Material for this exercise |
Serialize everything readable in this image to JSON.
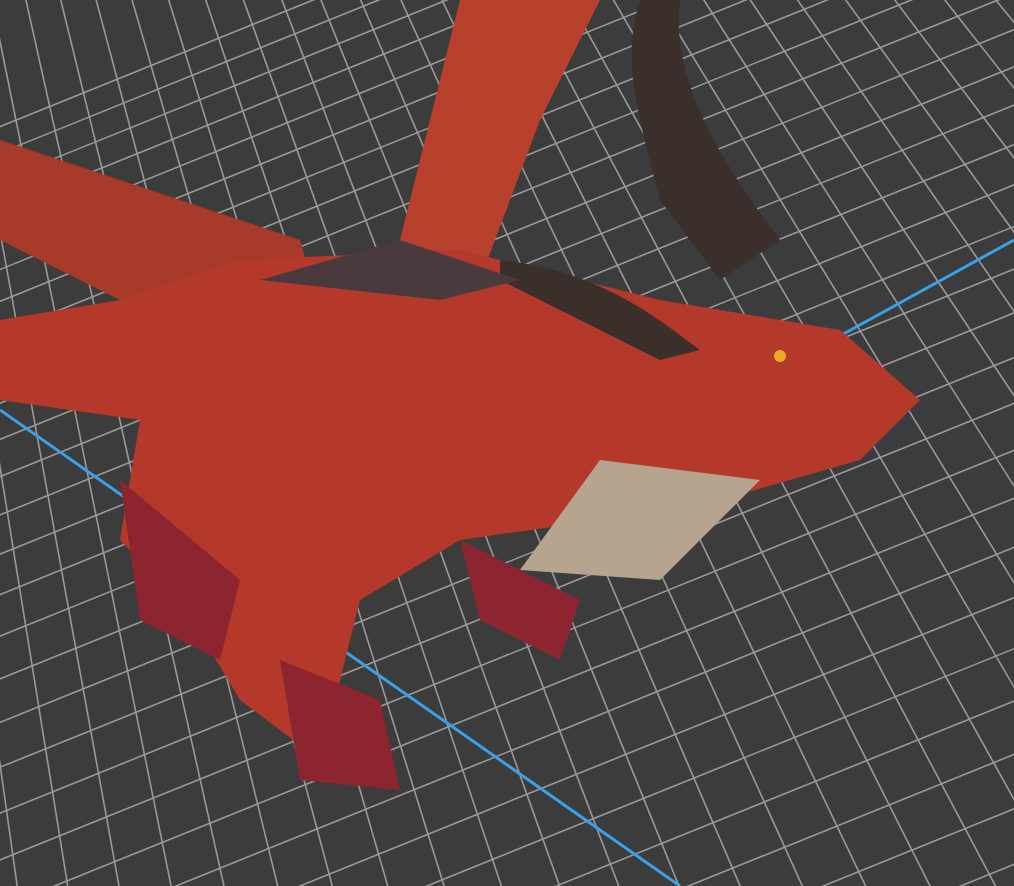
{
  "viewport": {
    "grid_visible": true,
    "axes_visible": true
  }
}
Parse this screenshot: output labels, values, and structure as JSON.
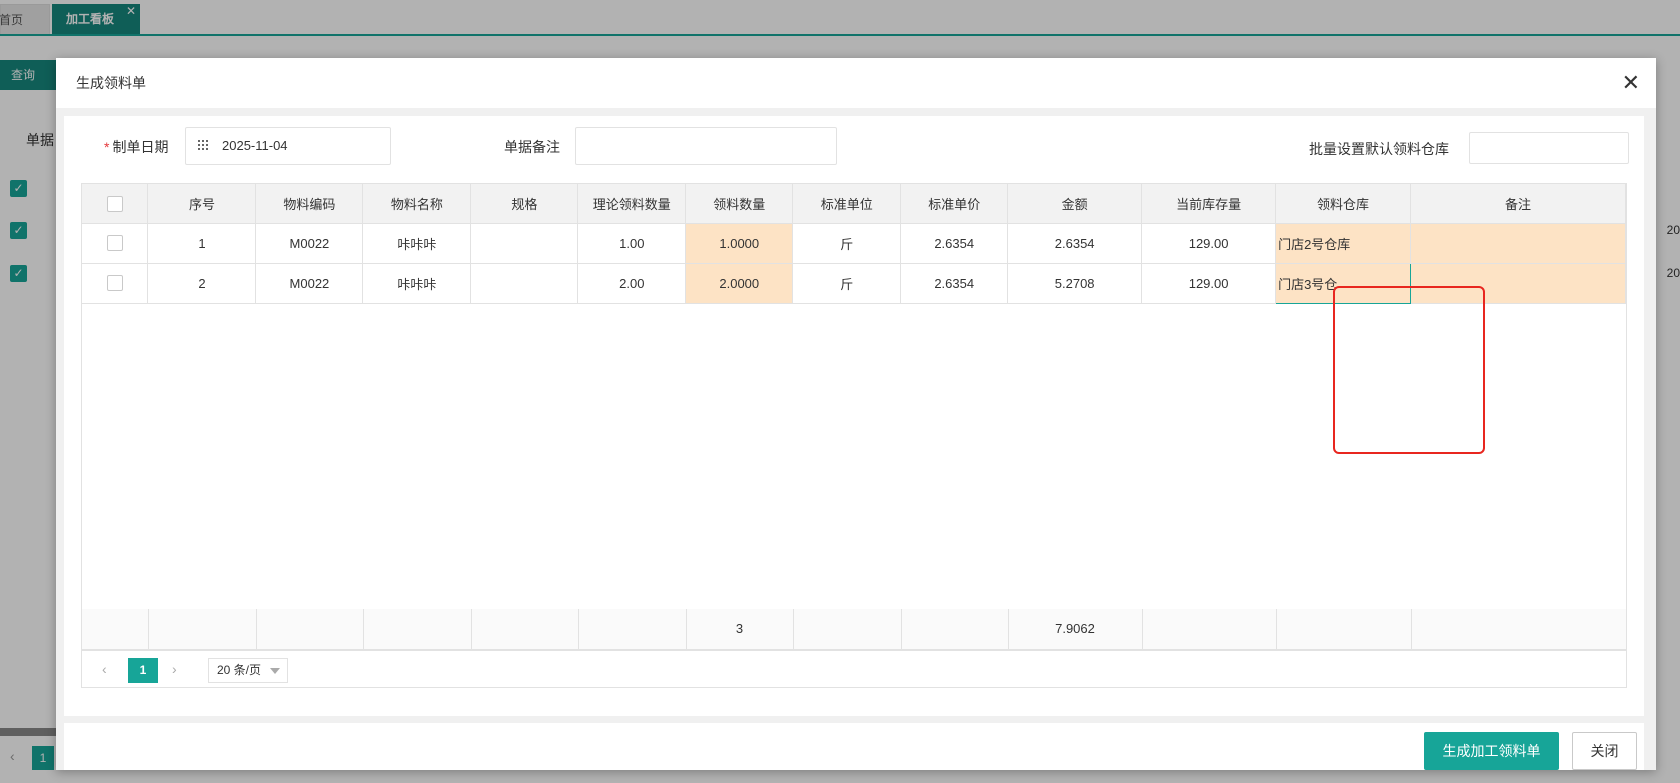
{
  "tabs": {
    "home": "首页",
    "active": "加工看板",
    "close": "✕"
  },
  "background": {
    "query_button": "查询",
    "label": "单据",
    "right_partial": "20",
    "pager_page": "1"
  },
  "modal": {
    "title": "生成领料单",
    "close": "✕",
    "form": {
      "date_label": "制单日期",
      "date_value": "2025-11-04",
      "remark_label": "单据备注",
      "remark_value": "",
      "batch_label": "批量设置默认领料仓库",
      "batch_value": ""
    },
    "table": {
      "headers": [
        "序号",
        "物料编码",
        "物料名称",
        "规格",
        "理论领料数量",
        "领料数量",
        "标准单位",
        "标准单价",
        "金额",
        "当前库存量",
        "领料仓库",
        "备注"
      ],
      "rows": [
        {
          "seq": "1",
          "code": "M0022",
          "name": "咔咔咔",
          "spec": "",
          "theory_qty": "1.00",
          "qty": "1.0000",
          "unit": "斤",
          "price": "2.6354",
          "amount": "2.6354",
          "stock": "129.00",
          "warehouse": "门店2号仓库",
          "remark": ""
        },
        {
          "seq": "2",
          "code": "M0022",
          "name": "咔咔咔",
          "spec": "",
          "theory_qty": "2.00",
          "qty": "2.0000",
          "unit": "斤",
          "price": "2.6354",
          "amount": "5.2708",
          "stock": "129.00",
          "warehouse": "门店3号仓",
          "remark": ""
        }
      ],
      "summary": {
        "qty_total": "3",
        "amount_total": "7.9062"
      }
    },
    "pager": {
      "prev": "‹",
      "page": "1",
      "next": "›",
      "size": "20 条/页"
    },
    "buttons": {
      "primary": "生成加工领料单",
      "close": "关闭"
    }
  },
  "colors": {
    "accent": "#17a598",
    "highlight": "#fde3c5",
    "annotation": "#e8261f"
  }
}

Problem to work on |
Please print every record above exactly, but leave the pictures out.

Result of the task |
Serialize everything readable in this image to JSON.
{
  "viewport": {
    "grid_visible": true,
    "axes_visible": true
  }
}
Parse this screenshot: output labels, values, and structure as JSON.
{
  "tabs": {
    "home": "首页",
    "active": "加工看板",
    "close": "✕"
  },
  "background": {
    "query_button": "查询",
    "label": "单据",
    "right_partial": "20",
    "pager_page": "1"
  },
  "modal": {
    "title": "生成领料单",
    "close": "✕",
    "form": {
      "date_label": "制单日期",
      "date_value": "2025-11-04",
      "remark_label": "单据备注",
      "remark_value": "",
      "batch_label": "批量设置默认领料仓库",
      "batch_value": ""
    },
    "table": {
      "headers": [
        "序号",
        "物料编码",
        "物料名称",
        "规格",
        "理论领料数量",
        "领料数量",
        "标准单位",
        "标准单价",
        "金额",
        "当前库存量",
        "领料仓库",
        "备注"
      ],
      "rows": [
        {
          "seq": "1",
          "code": "M0022",
          "name": "咔咔咔",
          "spec": "",
          "theory_qty": "1.00",
          "qty": "1.0000",
          "unit": "斤",
          "price": "2.6354",
          "amount": "2.6354",
          "stock": "129.00",
          "warehouse": "门店2号仓库",
          "remark": ""
        },
        {
          "seq": "2",
          "code": "M0022",
          "name": "咔咔咔",
          "spec": "",
          "theory_qty": "2.00",
          "qty": "2.0000",
          "unit": "斤",
          "price": "2.6354",
          "amount": "5.2708",
          "stock": "129.00",
          "warehouse": "门店3号仓",
          "remark": ""
        }
      ],
      "summary": {
        "qty_total": "3",
        "amount_total": "7.9062"
      }
    },
    "pager": {
      "prev": "‹",
      "page": "1",
      "next": "›",
      "size": "20 条/页"
    },
    "buttons": {
      "primary": "生成加工领料单",
      "close": "关闭"
    }
  },
  "colors": {
    "accent": "#17a598",
    "highlight": "#fde3c5",
    "annotation": "#e8261f"
  }
}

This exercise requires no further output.